Joe and I became friends, and collaborated on other projects together. More than anyone, Joe helped me see the significance in playing in our own backyard, but also to uphold an even grander vision. Through all my twisted travels on the yellow brick show biz road over the last decade, I've come to realize that when Cocoanut Grove finally comes alive on the silver screen, for it to become real enough to enlighten as well as entertain, it must be made in Boston. More importantly, in every step of the production process, we need to be mindful about making a movie about a local event that devastated so many. Like the characters in our story, we must follow our hearts. As Pepper advises a distraught Dorothy just before the fire, "You know sweetie, I may be just a poor, dumb working girl, but even I know what shapes our lives." Dorothy looks up, perplexed. "Love."
On Saturday January 25, 2013 I decided it was time to write this article as a mean to raise awareness of this project, and chose its theme to be the coincidences surrounding the writing of Cocoanut Grove. The very next morning, I learned of the nightclub fire in Brazil. Like The Station nightclub fire, all over the news were comparisons to Cocoanut Grove. As I typed fervently away, this latest troubling coincidence jolting me with renewed determination and purpose, I came across a comment thread on an online national news outlet where a man wrote the following about the Brazilian Kiss fire: "When I was a teenager, my parents told me over and over about the Coconut Grove nightclub fire in Boston, and since then I have tried to avoid similar situations while working in the music business for years.”
A Memorial Plaque was embedded into the sidewalk of Piedmont and Church streets where Cocoanut Grove once stood, honoring those lost in the Cocoanut Grove fire. Beside a picture of the floor plan of the nightclub, it reads:
The Cocoanut Grove. Erected by the Bay Village Association, 1993. In memory of the more than 490 people that died in the Cocoanut Grove Fire on November 28 1942. As a result of that terrible tragedy, major changes were made in the fire codes, and improvements in the treatment of burn victims, not only in Boston but across the nation. 'Phoenix out of the Ashes.'
Recently, a Cocoanut Grove coalition formed in Boston as "a collaborative effort that brings together original and secondary sources from the collections of local Boston institutions and people interested in preserving the history of the fire."
On the Celebrate Boston website, there is a page about the Cocoanut Grove disaster, with a comment thread indicating that many share the sentiment of the following comment: "28-11-2012 Today is the 70th anniversary of the fire. Still no significant memorial and it didn't make a headline. I wish a non-profit could be set up to fund an adequate memorial. The victims are not forgotten."
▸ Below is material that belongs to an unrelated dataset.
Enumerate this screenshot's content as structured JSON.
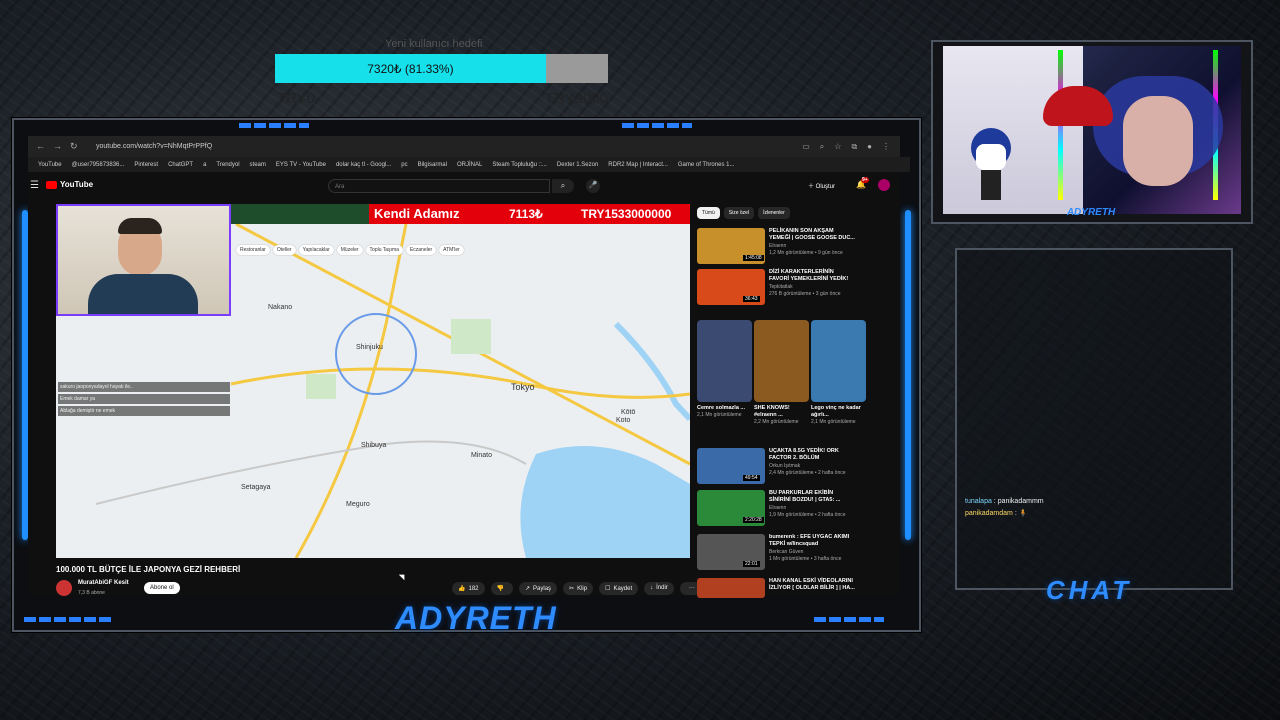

Considering the uprising of the the coalition, New England Studios, public interest and more importantly, history repeating itself, it's time to make this film.
Producing a movie to raise awareness, help save lives and offer a suitable tribute are all noble intentions. Yet underlying such a bold hope is another less obvious and more common one. Cocoanut Grove was written as an epic hero's journey. Our script consultant considered the screenplay "Smart and sophisticated. Titanic-like. Cleverly stitched." This real life tragedy comes complete with 40's era uniformed heroes, mink draped mobsters, red lipstick and white gloved ladies, and a universal Coming of Age message. Yet it's also just a simple story, with a timeless message that bears repeating.
Follow your heart. We'll meet again. Please remember me.
- Deborah Whitaker